On my to-do list, along with "wrap Amber presents" and "bank" and "make banana bread" and "mend green coat" and "draft dinosaur story," is "sort dragons."

I love my life.

Any fun items on your lists this Monday? Or is it all mending and banking?

Poll about the gods

Context for this poll: this is asking about deliberately fictional entities, in which you have no literal belief whatever. Fantasy novel gods, not beings you personally worship, although if you have things to say about the appearance of novel characters with the same names and allegedly the same attributes as beings you personally worship, please do tell (in the comments). I just don't know how much I'm outside the norm here for cutting my teeth on D'Aulaire's.

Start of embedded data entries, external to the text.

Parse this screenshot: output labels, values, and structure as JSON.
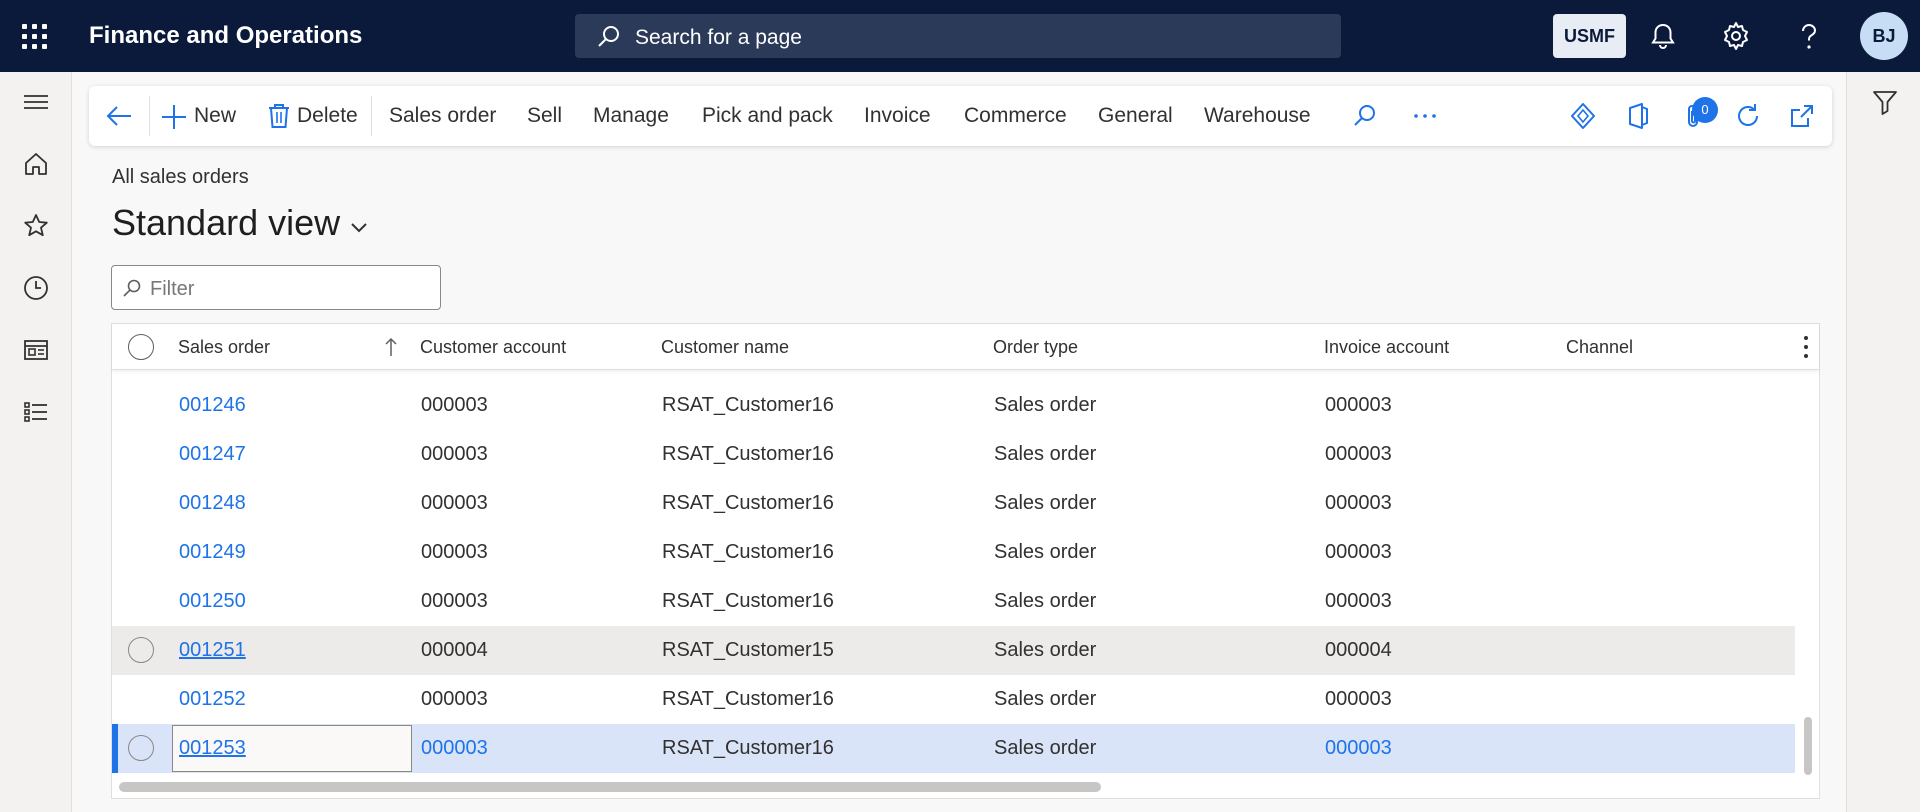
{
  "app": {
    "title": "Finance and Operations",
    "search_placeholder": "Search for a page",
    "company": "USMF",
    "user_initials": "BJ",
    "attachments_count": "0"
  },
  "action_pane": {
    "new_label": "New",
    "delete_label": "Delete",
    "tabs": [
      "Sales order",
      "Sell",
      "Manage",
      "Pick and pack",
      "Invoice",
      "Commerce",
      "General",
      "Warehouse"
    ]
  },
  "page": {
    "breadcrumb": "All sales orders",
    "view_name": "Standard view",
    "filter_placeholder": "Filter"
  },
  "grid": {
    "columns": [
      "Sales order",
      "Customer account",
      "Customer name",
      "Order type",
      "Invoice account",
      "Channel"
    ],
    "rows": [
      {
        "sales_order": "001246",
        "customer_account": "000003",
        "customer_name": "RSAT_Customer16",
        "order_type": "Sales order",
        "invoice_account": "000003",
        "channel": ""
      },
      {
        "sales_order": "001247",
        "customer_account": "000003",
        "customer_name": "RSAT_Customer16",
        "order_type": "Sales order",
        "invoice_account": "000003",
        "channel": ""
      },
      {
        "sales_order": "001248",
        "customer_account": "000003",
        "customer_name": "RSAT_Customer16",
        "order_type": "Sales order",
        "invoice_account": "000003",
        "channel": ""
      },
      {
        "sales_order": "001249",
        "customer_account": "000003",
        "customer_name": "RSAT_Customer16",
        "order_type": "Sales order",
        "invoice_account": "000003",
        "channel": ""
      },
      {
        "sales_order": "001250",
        "customer_account": "000003",
        "customer_name": "RSAT_Customer16",
        "order_type": "Sales order",
        "invoice_account": "000003",
        "channel": ""
      },
      {
        "sales_order": "001251",
        "customer_account": "000004",
        "customer_name": "RSAT_Customer15",
        "order_type": "Sales order",
        "invoice_account": "000004",
        "channel": ""
      },
      {
        "sales_order": "001252",
        "customer_account": "000003",
        "customer_name": "RSAT_Customer16",
        "order_type": "Sales order",
        "invoice_account": "000003",
        "channel": ""
      },
      {
        "sales_order": "001253",
        "customer_account": "000003",
        "customer_name": "RSAT_Customer16",
        "order_type": "Sales order",
        "invoice_account": "000003",
        "channel": ""
      }
    ]
  },
  "colors": {
    "topbar": "#0b1a3b",
    "accent": "#1e73e8",
    "selected_row": "#d9e4f8",
    "hover_row": "#edebe9"
  }
}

Poll #703617 (Im)mortality and Deity

Are the gods immortal?

Of course. That's what makes them gods. Not immortal, not a god.
By default, I'd assume so, and I'd have some difficulty if a author made casual mention that they weren't.
By default, I'd assume so, but it wouldn't be a big deal if an author said they weren't; I'd just go on with the story.
I assume not but am willing to hear arguments to the contrary
I have no default assumptions in this regard.

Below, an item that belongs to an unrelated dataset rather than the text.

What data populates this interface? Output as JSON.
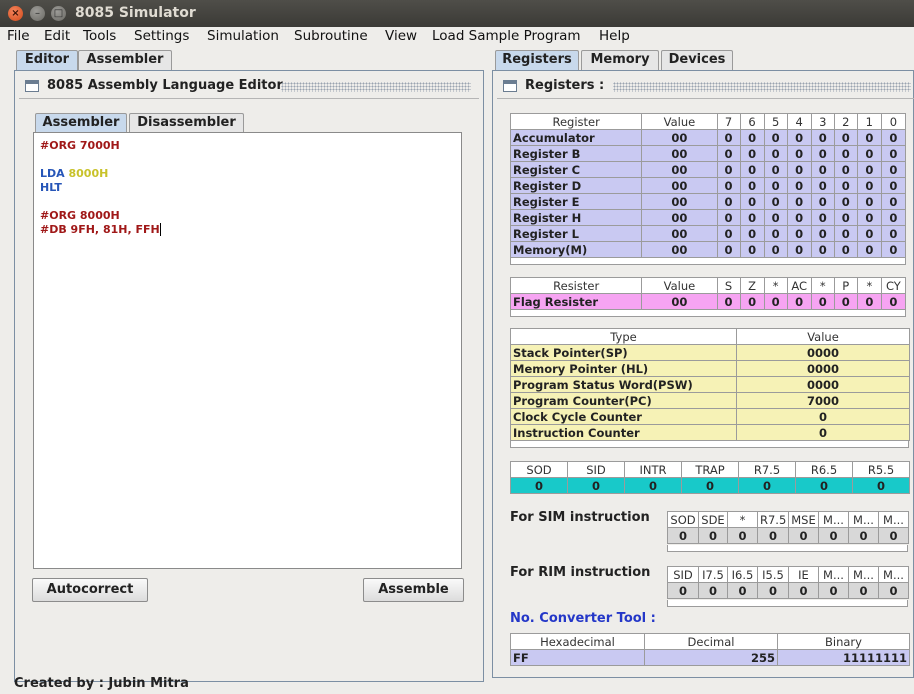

What ought to happen to a dead god?

Same thing as to dead humans in that cosmology
An afterlife of some sort, mixed in with humans
An afterlife of some sort, no humans allowed
Total annihilation
Roaming the world(s) as a zombie god
Something else I will detail in the comments, especially if it is amusing

Three tired things

--I went to get timprov a sandwich before I go to bed (he doesn't drive these days, for those of you who didn't keep score on that issue, so that's why he didn't go get his own sandwich), and I shocked the middle-aged Hispanic gentleman working the drivethrough: I had my long coat on and buttoned, and a short nightgown underneath it, so all he could see from the window was my coat and my bare legs peeking out from under the coat. He averted his eyes with a polite and pained look. Poor fellow.

--I really, really hate it when medical personnel use the phrase "insurance might not cover it" in tones that convey threat instead of information. The subtext should be "just want to make sure you know before you make that decision" rather than "so just shut up and do it like everyone else even if that way doesn't work for you, because it's way easier for me."

--I like being smart, and I also like being clever, but they are definitely not the same thing. I am going round and round with "Flight of the Paleontologist" because it's about balancing accurate and appealing information in science journalism for the lay person. (Sounds thrilling, right? But there are dinosaurs. Relevant dinosaurs, even.) But my brain has gone and plotted a short story playing with Eudora Welty and the Grateful Dead and dwarves, all without my consent. (Title: "Why I Live in the Silver Mine.") Clever, probably; probably not particularly smart, however. Stupid brain.